■ TASK STATEMENT ■
For each line in the material below that holds "news", copy that line.
########################################
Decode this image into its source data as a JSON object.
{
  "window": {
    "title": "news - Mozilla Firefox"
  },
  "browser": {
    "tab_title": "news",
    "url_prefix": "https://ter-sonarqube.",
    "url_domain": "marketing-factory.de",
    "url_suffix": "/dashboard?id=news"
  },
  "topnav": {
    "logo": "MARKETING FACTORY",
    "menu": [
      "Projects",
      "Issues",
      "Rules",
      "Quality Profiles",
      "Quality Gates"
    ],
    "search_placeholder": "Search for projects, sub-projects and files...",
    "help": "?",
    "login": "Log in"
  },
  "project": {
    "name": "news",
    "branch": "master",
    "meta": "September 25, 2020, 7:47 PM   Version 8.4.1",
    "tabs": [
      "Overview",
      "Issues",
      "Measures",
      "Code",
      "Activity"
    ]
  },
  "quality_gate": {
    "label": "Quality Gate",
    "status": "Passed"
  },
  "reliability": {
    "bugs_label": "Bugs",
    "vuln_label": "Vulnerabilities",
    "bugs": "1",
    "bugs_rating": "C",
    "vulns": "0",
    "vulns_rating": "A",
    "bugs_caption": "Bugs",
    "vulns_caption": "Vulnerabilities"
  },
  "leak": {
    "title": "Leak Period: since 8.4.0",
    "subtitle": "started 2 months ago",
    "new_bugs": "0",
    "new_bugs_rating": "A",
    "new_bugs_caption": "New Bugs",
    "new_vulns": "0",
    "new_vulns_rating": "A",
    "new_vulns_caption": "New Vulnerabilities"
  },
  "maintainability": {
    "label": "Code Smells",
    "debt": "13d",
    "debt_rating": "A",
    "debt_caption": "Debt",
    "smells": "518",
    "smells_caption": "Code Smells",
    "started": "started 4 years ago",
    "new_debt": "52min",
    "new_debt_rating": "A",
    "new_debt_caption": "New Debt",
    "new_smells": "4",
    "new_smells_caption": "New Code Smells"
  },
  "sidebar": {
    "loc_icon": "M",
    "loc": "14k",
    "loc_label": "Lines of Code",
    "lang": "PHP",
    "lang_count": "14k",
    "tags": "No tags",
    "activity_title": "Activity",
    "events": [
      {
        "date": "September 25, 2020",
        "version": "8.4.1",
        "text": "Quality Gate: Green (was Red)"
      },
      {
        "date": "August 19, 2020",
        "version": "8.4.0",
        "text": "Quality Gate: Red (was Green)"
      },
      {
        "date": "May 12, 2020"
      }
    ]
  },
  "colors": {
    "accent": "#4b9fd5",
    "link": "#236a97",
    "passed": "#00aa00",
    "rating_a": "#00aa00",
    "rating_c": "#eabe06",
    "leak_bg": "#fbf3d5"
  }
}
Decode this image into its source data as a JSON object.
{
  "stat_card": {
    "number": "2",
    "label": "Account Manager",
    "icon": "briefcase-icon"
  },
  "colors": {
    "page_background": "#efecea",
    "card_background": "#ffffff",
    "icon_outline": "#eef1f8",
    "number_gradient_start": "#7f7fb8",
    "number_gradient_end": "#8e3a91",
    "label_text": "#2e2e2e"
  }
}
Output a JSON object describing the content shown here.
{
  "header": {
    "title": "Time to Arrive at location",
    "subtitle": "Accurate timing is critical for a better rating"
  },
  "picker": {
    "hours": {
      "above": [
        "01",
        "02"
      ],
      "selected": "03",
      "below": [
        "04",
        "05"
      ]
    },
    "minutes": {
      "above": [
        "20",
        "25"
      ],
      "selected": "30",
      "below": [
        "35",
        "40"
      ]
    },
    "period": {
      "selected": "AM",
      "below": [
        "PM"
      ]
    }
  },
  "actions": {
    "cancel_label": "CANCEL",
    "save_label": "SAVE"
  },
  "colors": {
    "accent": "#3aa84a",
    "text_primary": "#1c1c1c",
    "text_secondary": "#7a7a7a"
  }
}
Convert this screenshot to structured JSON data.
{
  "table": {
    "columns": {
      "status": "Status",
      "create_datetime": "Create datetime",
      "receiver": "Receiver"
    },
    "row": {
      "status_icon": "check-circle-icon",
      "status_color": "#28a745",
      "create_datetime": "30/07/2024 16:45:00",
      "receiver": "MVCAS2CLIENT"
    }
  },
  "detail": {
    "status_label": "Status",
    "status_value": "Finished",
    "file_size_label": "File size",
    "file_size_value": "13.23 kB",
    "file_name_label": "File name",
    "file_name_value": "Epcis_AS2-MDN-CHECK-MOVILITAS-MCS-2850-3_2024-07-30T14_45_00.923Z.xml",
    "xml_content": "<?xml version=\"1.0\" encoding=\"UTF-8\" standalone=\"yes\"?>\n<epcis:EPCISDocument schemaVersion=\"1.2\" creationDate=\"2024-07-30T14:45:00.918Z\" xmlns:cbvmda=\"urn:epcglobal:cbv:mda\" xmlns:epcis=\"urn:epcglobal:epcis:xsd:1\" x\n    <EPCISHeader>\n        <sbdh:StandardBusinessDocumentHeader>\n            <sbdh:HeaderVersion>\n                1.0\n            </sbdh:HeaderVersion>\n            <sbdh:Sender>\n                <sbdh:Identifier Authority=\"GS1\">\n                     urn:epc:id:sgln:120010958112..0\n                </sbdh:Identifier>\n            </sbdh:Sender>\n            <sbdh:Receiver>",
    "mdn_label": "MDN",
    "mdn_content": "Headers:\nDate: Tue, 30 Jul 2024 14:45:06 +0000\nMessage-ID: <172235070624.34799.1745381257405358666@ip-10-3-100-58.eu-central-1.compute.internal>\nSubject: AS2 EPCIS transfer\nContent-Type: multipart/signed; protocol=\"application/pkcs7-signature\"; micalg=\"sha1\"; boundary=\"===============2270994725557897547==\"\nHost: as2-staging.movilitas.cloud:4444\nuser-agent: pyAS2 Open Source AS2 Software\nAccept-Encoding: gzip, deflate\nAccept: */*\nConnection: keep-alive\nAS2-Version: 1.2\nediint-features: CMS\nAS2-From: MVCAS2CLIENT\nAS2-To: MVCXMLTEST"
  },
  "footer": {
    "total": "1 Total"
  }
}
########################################
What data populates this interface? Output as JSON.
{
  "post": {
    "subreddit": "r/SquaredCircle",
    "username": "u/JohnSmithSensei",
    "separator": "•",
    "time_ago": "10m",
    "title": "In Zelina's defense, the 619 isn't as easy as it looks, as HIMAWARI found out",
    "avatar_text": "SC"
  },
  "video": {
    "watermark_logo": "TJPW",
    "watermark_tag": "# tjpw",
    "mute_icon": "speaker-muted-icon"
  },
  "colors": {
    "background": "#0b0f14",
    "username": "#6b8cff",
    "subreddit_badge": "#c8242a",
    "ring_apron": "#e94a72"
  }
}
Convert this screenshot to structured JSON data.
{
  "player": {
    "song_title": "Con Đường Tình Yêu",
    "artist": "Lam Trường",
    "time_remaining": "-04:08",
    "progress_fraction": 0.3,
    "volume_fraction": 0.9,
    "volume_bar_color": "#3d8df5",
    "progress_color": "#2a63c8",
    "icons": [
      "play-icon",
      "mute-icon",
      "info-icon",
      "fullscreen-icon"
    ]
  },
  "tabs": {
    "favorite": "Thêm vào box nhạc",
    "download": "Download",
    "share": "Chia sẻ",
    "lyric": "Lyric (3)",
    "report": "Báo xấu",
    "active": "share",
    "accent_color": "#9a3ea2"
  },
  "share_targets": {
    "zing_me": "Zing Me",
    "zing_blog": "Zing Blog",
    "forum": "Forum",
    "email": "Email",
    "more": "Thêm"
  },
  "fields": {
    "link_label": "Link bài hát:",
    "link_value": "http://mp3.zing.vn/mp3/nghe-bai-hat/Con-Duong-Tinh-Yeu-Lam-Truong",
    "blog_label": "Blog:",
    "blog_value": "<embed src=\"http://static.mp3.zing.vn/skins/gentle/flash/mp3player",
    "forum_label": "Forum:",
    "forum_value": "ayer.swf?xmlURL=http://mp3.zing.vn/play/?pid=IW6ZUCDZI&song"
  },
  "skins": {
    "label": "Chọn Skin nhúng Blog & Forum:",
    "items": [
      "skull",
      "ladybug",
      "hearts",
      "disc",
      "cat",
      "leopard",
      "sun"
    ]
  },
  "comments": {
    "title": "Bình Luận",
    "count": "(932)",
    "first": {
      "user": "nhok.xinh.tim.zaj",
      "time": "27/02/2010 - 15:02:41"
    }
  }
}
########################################
■ ANSWER BELOW ■
    "title": "news - Mozilla Firefox"
    "tab_title": "news",
    "url_suffix": "/dashboard?id=news"
    "name": "news",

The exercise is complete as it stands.